[Page and application data records]
########

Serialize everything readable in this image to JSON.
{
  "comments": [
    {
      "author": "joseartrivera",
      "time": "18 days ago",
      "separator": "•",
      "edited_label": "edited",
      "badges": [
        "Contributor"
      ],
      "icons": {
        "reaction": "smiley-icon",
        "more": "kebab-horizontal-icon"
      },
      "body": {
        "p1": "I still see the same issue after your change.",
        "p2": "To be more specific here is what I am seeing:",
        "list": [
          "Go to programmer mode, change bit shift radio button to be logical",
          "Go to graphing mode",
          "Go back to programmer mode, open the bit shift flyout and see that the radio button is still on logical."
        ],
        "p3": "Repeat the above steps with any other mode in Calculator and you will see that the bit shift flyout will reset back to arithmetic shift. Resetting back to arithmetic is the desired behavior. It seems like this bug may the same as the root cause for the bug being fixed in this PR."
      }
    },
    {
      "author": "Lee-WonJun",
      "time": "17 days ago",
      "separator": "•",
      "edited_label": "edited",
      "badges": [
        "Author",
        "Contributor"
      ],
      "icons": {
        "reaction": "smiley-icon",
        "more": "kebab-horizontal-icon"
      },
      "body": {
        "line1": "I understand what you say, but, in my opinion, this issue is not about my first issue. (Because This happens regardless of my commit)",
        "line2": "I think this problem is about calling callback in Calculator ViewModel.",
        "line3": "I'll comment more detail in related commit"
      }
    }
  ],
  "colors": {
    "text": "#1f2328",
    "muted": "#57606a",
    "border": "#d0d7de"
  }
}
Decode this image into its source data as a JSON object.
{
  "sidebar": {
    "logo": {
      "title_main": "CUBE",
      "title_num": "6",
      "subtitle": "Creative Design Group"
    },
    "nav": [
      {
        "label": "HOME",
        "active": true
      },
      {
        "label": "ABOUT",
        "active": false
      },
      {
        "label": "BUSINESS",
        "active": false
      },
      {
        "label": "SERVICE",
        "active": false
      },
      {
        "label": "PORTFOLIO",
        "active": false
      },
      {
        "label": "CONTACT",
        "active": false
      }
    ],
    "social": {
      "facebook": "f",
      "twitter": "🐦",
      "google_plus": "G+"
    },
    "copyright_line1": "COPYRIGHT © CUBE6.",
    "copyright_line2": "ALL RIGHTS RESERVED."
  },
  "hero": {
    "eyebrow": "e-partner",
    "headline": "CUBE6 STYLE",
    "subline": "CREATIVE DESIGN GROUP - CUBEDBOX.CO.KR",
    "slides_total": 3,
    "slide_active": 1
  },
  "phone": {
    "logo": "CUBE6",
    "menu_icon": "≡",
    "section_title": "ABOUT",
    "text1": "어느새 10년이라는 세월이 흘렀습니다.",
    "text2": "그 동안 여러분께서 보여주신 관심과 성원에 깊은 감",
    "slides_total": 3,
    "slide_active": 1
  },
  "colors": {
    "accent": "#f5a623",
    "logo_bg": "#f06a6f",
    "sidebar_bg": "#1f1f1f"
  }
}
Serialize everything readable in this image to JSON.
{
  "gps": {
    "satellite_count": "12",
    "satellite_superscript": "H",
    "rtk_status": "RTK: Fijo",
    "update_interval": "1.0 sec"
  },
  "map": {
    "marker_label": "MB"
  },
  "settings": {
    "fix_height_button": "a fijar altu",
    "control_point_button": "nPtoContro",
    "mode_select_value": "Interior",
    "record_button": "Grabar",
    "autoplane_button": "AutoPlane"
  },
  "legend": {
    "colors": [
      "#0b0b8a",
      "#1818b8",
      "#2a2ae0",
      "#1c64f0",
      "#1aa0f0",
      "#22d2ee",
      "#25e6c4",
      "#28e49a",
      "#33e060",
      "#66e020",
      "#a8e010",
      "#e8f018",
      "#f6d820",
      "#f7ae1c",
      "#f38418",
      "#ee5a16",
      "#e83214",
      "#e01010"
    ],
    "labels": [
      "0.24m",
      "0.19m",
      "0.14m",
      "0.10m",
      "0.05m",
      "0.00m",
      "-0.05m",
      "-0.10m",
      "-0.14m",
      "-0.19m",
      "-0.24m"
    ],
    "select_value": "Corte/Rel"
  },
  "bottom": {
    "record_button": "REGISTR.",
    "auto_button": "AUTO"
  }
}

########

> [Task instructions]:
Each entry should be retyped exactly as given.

> [Written reply]:
Serialize everything readable in this image to JSON.
{
  "comments": [
    {
      "author": "joseartrivera",
      "time": "18 days ago",
      "separator": "•",
      "edited_label": "edited",
      "badges": [
        "Contributor"
      ],
      "icons": {
        "reaction": "smiley-icon",
        "more": "kebab-horizontal-icon"
      },
      "body": {
        "p1": "I still see the same issue after your change.",
        "p2": "To be more specific here is what I am seeing:",
        "list": [
          "Go to programmer mode, change bit shift radio button to be logical",
          "Go to graphing mode",
          "Go back to programmer mode, open the bit shift flyout and see that the radio button is still on logical."
        ],
        "p3": "Repeat the above steps with any other mode in Calculator and you will see that the bit shift flyout will reset back to arithmetic shift. Resetting back to arithmetic is the desired behavior. It seems like this bug may the same as the root cause for the bug being fixed in this PR."
      }
    },
    {
      "author": "Lee-WonJun",
      "time": "17 days ago",
      "separator": "•",
      "edited_label": "edited",
      "badges": [
        "Author",
        "Contributor"
      ],
      "icons": {
        "reaction": "smiley-icon",
        "more": "kebab-horizontal-icon"
      },
      "body": {
        "line1": "I understand what you say, but, in my opinion, this issue is not about my first issue. (Because This happens regardless of my commit)",
        "line2": "I think this problem is about calling callback in Calculator ViewModel.",
        "line3": "I'll comment more detail in related commit"
      }
    }
  ],
  "colors": {
    "text": "#1f2328",
    "muted": "#57606a",
    "border": "#d0d7de"
  }
}
Decode this image into its source data as a JSON object.
{
  "sidebar": {
    "logo": {
      "title_main": "CUBE",
      "title_num": "6",
      "subtitle": "Creative Design Group"
    },
    "nav": [
      {
        "label": "HOME",
        "active": true
      },
      {
        "label": "ABOUT",
        "active": false
      },
      {
        "label": "BUSINESS",
        "active": false
      },
      {
        "label": "SERVICE",
        "active": false
      },
      {
        "label": "PORTFOLIO",
        "active": false
      },
      {
        "label": "CONTACT",
        "active": false
      }
    ],
    "social": {
      "facebook": "f",
      "twitter": "🐦",
      "google_plus": "G+"
    },
    "copyright_line1": "COPYRIGHT © CUBE6.",
    "copyright_line2": "ALL RIGHTS RESERVED."
  },
  "hero": {
    "eyebrow": "e-partner",
    "headline": "CUBE6 STYLE",
    "subline": "CREATIVE DESIGN GROUP - CUBEDBOX.CO.KR",
    "slides_total": 3,
    "slide_active": 1
  },
  "phone": {
    "logo": "CUBE6",
    "menu_icon": "≡",
    "section_title": "ABOUT",
    "text1": "어느새 10년이라는 세월이 흘렀습니다.",
    "text2": "그 동안 여러분께서 보여주신 관심과 성원에 깊은 감",
    "slides_total": 3,
    "slide_active": 1
  },
  "colors": {
    "accent": "#f5a623",
    "logo_bg": "#f06a6f",
    "sidebar_bg": "#1f1f1f"
  }
}
Serialize everything readable in this image to JSON.
{
  "gps": {
    "satellite_count": "12",
    "satellite_superscript": "H",
    "rtk_status": "RTK: Fijo",
    "update_interval": "1.0 sec"
  },
  "map": {
    "marker_label": "MB"
  },
  "settings": {
    "fix_height_button": "a fijar altu",
    "control_point_button": "nPtoContro",
    "mode_select_value": "Interior",
    "record_button": "Grabar",
    "autoplane_button": "AutoPlane"
  },
  "legend": {
    "colors": [
      "#0b0b8a",
      "#1818b8",
      "#2a2ae0",
      "#1c64f0",
      "#1aa0f0",
      "#22d2ee",
      "#25e6c4",
      "#28e49a",
      "#33e060",
      "#66e020",
      "#a8e010",
      "#e8f018",
      "#f6d820",
      "#f7ae1c",
      "#f38418",
      "#ee5a16",
      "#e83214",
      "#e01010"
    ],
    "labels": [
      "0.24m",
      "0.19m",
      "0.14m",
      "0.10m",
      "0.05m",
      "0.00m",
      "-0.05m",
      "-0.10m",
      "-0.14m",
      "-0.19m",
      "-0.24m"
    ],
    "select_value": "Corte/Rel"
  },
  "bottom": {
    "record_button": "REGISTR.",
    "auto_button": "AUTO"
  }
}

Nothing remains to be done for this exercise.